This is just one of many plain facts about the Social Security disability program presented in this short, yet illuminating, video.  The video includes a number of eye-opening details about people of all ages who receive disability benefits, and the critical difference these modest payments make in their lives.  It also highlights our zero-tolerance policy toward fraud—and our deep commitment to ensuring that we pay disability benefits to the right person, in the right amount, at the right time.

To view the new video, visit www.socialsecurity.gov/disabilityfacts and click on Faces and Facts of Disability Video.


Social Security Resumes Mailing Social Security Statements

We are pleased to announce that, beginning this month, we are resuming periodic mailings of paper Social Security Statements to workers age 25 and older.  Even though most workers will receive a mailing every 5 years, we encourage everyone to create a secure my Social Security account at socialsecurity.gov/myaccount, which will allow them immediate access to their online Statement anytime.

The Statement is a valuable financial planning tool providing workers with important individualized information regarding their earnings, tax contributions, and estimates for future retirement, disability and survivors benefits.

Please read the full press release, including a statement by Social Security’s Acting Commissioner, Carolyn W. Colvin, here.

Thank you for your continued support as we strive to keep workers informed about Social Security.  Please help us encourage all workers to sign up for a my Social Security account to regularly review their earnings record and obtain estimates of future benefits for themselves and their families.

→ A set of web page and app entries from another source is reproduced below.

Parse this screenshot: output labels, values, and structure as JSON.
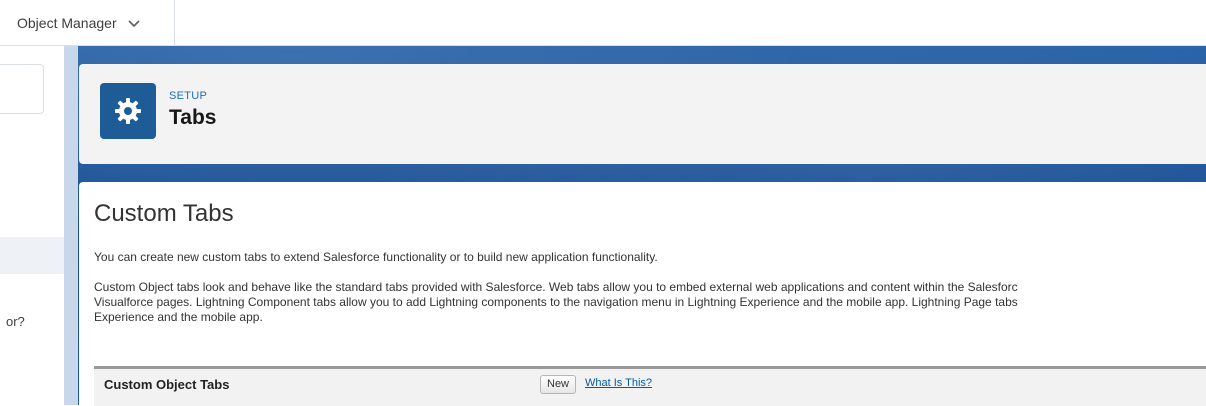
{
  "topnav": {
    "item_label": "Object Manager"
  },
  "sidebar": {
    "partial_text": "or?"
  },
  "header": {
    "eyebrow": "SETUP",
    "title": "Tabs"
  },
  "content": {
    "title": "Custom Tabs",
    "intro": "You can create new custom tabs to extend Salesforce functionality or to build new application functionality.",
    "details": [
      "Custom Object tabs look and behave like the standard tabs provided with Salesforce. Web tabs allow you to embed external web applications and content within the Salesforc",
      "Visualforce pages. Lightning Component tabs allow you to add Lightning components to the navigation menu in Lightning Experience and the mobile app. Lightning Page tabs",
      "Experience and the mobile app."
    ]
  },
  "section": {
    "title": "Custom Object Tabs",
    "new_label": "New",
    "help_link": "What Is This?"
  },
  "colors": {
    "brand_blue": "#1b5297",
    "icon_bg": "#1e5c97",
    "link": "#015ba7"
  }
}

Social Security News on Debt Referral Process

You may have read recent news articles related to the Social Security Administration recovering debts from tax refunds under the Treasury Offset Program. In 2008, there was a change in the law that eliminated the statute of limitations related to the Treasury Offset Program. This change allows Federal agencies to refer debts that are more than 10 years old to the Treasury Offset Program for collection. Our agency takes a number of steps to notify individuals of potential adverse actions before attempting to recover delinquent debts.

To be clear, Social Security does not refer the following to the Treasury Offset Program:

  • Children with overpayments established prior to the age of 18,
  • Debt that previously belonged to a parent or other relative, or
  • Deceased debtors.

We just wanted to let you know that pending a thorough review of our responsibility and discretion under the law to collect these overpayments, our Acting Commissioner, Carolyn W. Colvin, has halted further referrals of debts that are 10 years old and older to the Treasury Offset Program.

If any Social Security or Supplemental Security Income beneficiary believes his or her tax refund has been withheld incorrectly to recover an overpayment under this program, we encourage the individual to request an explanation or seek options to resolve the overpayment. Inquiries may be directed to our toll-free number, 1-800-772-1213, Monday through Friday between 7:00 a.m. and 7:00 p.m. People who are deaf or hard of hearing may call our toll-free TTY number, 1-800-325-0778.
You can find Acting Commissioner Colvin’s statement concerning this issue at www.socialsecurity.gov/pressoffice/pr/2014/acoss-statement-pr.html.

Please let your colleagues and members know of this important development. As always, we appreciate your ongoing efforts to help us serve the American people.